Work in progress controller layout created with HTML/CSS/SVG

Yellow screen – SVG

Red screen – HTML button tags with CSS

Blue screen – both combined

View it live & the code on

jquery.timepicker and another quickTip

So here is another useful jQuery plugin I found while doing a signup form project at work, the jquery.timepicker.  As you may have guessed Рthis is similar to the date picker  componant in jQueryUI, but as the name implies it is for Times only. This particular project called for me to create a means for the user to enter a time range they were available for an event. I started to create my own custom UI for this, but then the lack of  time made me search for an existing tool.  After a quick search I found jquery.timepicker by John Thornton, here is the main demo site: jQuery TImePicker

I really love the simplicity of the plugin, I simply created a class called “timepicker” and gave that class to each of the input elements on the page that needed it.
Then I added this snippet of jQuery to the page:

/* All you need to get started once jquery.timepicker is included on your page:

This is all you need to start a very basic time picker, but I wanted to restrict the user to a certain range, so I used the parameters that John describes on the jquery.timepicker site:

	'disableTimeRanges': [
    ['12am', '10am'],
    ['4:30pm', '11:59pm'],

quickTip: Out of sight – Out of Mind

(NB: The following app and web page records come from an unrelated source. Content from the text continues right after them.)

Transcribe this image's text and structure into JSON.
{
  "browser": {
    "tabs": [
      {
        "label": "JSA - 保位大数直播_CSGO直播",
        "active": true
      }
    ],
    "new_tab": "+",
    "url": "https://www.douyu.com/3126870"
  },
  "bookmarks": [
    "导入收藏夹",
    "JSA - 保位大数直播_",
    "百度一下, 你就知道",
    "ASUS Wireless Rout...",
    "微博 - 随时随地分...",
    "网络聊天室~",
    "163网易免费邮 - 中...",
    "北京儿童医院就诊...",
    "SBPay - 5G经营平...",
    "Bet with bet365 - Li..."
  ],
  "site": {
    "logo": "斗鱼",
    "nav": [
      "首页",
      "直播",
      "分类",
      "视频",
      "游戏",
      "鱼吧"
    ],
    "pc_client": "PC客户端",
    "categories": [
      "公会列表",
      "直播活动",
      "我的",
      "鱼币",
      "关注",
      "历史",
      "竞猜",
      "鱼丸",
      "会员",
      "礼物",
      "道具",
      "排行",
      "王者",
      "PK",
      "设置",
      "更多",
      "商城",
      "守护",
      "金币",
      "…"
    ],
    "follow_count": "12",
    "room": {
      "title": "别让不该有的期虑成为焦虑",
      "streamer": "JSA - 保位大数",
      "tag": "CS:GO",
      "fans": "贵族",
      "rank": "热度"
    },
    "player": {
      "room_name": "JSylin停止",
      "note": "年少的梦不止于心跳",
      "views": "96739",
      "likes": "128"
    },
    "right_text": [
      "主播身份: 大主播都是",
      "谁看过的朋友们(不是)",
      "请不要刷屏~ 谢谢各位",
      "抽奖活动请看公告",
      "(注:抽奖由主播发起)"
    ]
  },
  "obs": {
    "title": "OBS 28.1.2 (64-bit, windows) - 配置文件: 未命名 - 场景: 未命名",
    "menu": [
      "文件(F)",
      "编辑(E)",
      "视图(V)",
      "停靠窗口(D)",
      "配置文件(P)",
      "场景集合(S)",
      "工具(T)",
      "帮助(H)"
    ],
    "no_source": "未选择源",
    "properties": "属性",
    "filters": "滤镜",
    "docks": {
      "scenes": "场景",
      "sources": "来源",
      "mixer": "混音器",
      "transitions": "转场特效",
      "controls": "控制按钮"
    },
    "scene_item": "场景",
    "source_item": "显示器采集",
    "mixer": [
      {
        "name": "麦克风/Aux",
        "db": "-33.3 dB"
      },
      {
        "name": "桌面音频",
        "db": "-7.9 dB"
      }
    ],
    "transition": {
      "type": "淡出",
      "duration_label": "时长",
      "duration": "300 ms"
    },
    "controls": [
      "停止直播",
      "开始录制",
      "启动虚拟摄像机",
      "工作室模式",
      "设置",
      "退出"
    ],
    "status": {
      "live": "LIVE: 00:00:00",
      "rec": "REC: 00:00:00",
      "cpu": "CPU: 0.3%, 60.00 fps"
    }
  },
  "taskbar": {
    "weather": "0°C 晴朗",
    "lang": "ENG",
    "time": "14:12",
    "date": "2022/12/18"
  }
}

Let’s ditch these non-selectable times, and lower our chances of ¬†confusing the user.

This worked great, but it does not hide the disabled times, it only grays them out and prevents selection, so today’s quickTip is how to remove them from sight, and provide a better user experience.

I found out that John wrote jquery.timepicker to give disabled times a css class of “ui-timepicker-disabled”, so it’s very easy to hide these elements using either CSS or jQuery.

jquery.timepicker 2
Here is the result, only see what you can pick, only pick what you can see.

I have noted both methods below:

// The CSS Method

.ui-timepicker-disabled{ display:none; }


// The jQuery Method


Have a great day, and if you have a quick tip be sure to pm me on twitter @alexbezuska and I can share it on the site.

Learn. Create. Explore. Code. 
-Alex Bezuska

_s (underscores) A Completely Blank Starter Theme for WordPress

Screen Shot 2013-04-28 at 3.38.23 AMSo when you first get into¬†theming¬†for a Content-Management-System you will more than likely take one of the existing base themes included with the CMS and start snooping around in the various files. You might just edit the ‘style.css’ file or¬†equivalent¬†– or you might go straight for the jugular and strip out all the html leaving only the relevant tags the CMS uses to fill in dynamic content, then add in your own markup around them. This is what I did when learning Drupal, and now that I am working with WordPress I started down the same path for a couple of client sites – but now I have found a real gem for any WP theming beginners out there and that gem is underscores.

A completely blank theme agnostic to any design direction to give you a blank canvas to work your creative magic however you want. No pre-supposed boundaries or grids, just a clean slate.

I really dont know what else to say Рits exactly where you should start as a WP themer Рand its open source and being refined and updates all the time via the GitHub repository.

Check it out here:

And let me know how it worked out for you.

-Go make the web a better place.

-Alex Bezuska